Grandmother: Mona Polacca | Hopi/Havasupai/Tewa, Arizona/USA
Grandmother Mona is a member of the Colorado River tribes that live along the river of that name in Parker, Arizona. On her mother’s side she is Havasupai, the people of the azure water, who originated from the Grand Canyon area. Her father is a Hopi-Tewa Indian from the First Mesa in northern Arizona. She also belongs to the Sun Clan and the Tobacco Clan. She was named ‘Polacca’, which means ‘butterfly’ in the Hopi language, by her mother’s father. In Hopi legends, the butterfly is a symbol for spiritual transformation.
Mona learnt the Indian traditions from her paternal grandfather, who lived to be 102 years old. But she never got to knew her maternal grandmother who was Havasupai. She only has a photo of her which hangs over the front door of her house. Although they never met, Mona feels a strong connection to her. Grandmother Mona’s maternal grandfather and great-grandfather were chiefs of the Havasupai nation.
Her own prayers and the prayers of her ancestors have a great significance for Grandmother Mona. The wisdom she exudes wherever she goes comes from her mother. Her work takes her to many places in the world and she follows her mother’s advice to choose her words very carefully and think a lot before she acts. She travels in honor of her mother who never had the opportunity to do so.
For nearly 30 years, Grandmother Mona has worked in the field of drug addiction prevention. During the 1970s, when the first federal aid programs for native Americans living in reservations were introduced, the main part of her work was in the prevention of alcohol and drug dependence among young people. Many tribes were getting advice from outside experts and Mona asked herself if this was really necessary as all the resources needed could be found within the tribes themselves. So she was given the task of devising a concept for anti-addiction programs for teenagers.

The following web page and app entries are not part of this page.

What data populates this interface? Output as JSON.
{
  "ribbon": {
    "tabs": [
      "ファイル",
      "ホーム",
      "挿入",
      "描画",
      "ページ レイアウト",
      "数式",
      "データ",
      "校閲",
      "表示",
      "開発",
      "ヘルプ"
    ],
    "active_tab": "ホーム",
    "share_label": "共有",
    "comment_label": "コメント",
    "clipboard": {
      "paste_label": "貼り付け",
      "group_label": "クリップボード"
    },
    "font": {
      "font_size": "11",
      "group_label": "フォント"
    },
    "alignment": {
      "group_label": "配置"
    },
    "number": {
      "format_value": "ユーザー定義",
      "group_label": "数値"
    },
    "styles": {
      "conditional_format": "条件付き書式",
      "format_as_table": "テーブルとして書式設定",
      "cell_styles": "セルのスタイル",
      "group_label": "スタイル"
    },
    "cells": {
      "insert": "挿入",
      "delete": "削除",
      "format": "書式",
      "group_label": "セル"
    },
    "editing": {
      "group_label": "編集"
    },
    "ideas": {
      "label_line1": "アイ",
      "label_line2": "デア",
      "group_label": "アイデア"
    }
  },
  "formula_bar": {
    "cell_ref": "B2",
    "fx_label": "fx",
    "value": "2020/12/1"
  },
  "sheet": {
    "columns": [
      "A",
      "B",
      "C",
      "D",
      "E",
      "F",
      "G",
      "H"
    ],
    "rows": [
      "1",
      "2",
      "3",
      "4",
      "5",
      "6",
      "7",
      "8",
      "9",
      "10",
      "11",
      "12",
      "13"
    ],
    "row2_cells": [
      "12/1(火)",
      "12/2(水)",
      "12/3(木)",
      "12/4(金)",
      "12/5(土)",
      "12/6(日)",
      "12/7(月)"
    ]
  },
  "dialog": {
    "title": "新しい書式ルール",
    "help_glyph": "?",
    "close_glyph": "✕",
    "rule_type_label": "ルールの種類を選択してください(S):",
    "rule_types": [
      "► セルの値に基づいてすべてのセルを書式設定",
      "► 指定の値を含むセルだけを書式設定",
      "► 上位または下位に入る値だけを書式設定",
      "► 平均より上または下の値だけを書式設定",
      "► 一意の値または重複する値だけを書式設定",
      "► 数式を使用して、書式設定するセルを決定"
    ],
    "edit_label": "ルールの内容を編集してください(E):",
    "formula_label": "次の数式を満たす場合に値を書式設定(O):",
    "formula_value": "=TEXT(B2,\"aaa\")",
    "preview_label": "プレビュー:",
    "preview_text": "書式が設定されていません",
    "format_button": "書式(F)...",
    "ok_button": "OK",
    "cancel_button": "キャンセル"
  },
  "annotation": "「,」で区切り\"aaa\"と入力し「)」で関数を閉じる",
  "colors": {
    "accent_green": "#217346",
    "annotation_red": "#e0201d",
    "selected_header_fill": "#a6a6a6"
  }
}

Twice a year, in spring and winter, she organized conferences for them where the tribe elders spoke to the young people about the traditions and way of life of the tribes. They listened to the elders singing the traditional songs and played traditional games, both of which gave them a sense of their identity, purpose and direction. A fire was built around which ceremonies and prayers were held.
The young people began to get involved in the running of the conferences. Some cooked the meals and they ate communally because as food nourishes the body and the spirit eating is considered by Indians to be a sacred ritual.
Grandmother Mona’s most precious gift is when severe alcoholics kick their addiction and become productive human beings living a life worth living. She sees that the whole community benefits from this hope especially when the cured person puts his new-found energy into helping others.
Grandmother Mona has done a lot of research into addiction behavior. One study revealed that the main motivation for Indian women to fight their addiction is the fear of having their children taken into care.
Grandmother Mona lives in Arizona. She has a son, two daughters and seven grandchildren. She is currently working on her Ph. D. at the Institute for Interdisciplinary Arts and Sciences at Arizona State University.
Grandmother Mona addressed the members of the Council as ‘the beautiful relatives of the world’ and explained that the Hopi way of greeting a member of another tribe is to hold out an open palm as a sign that one has come in peace.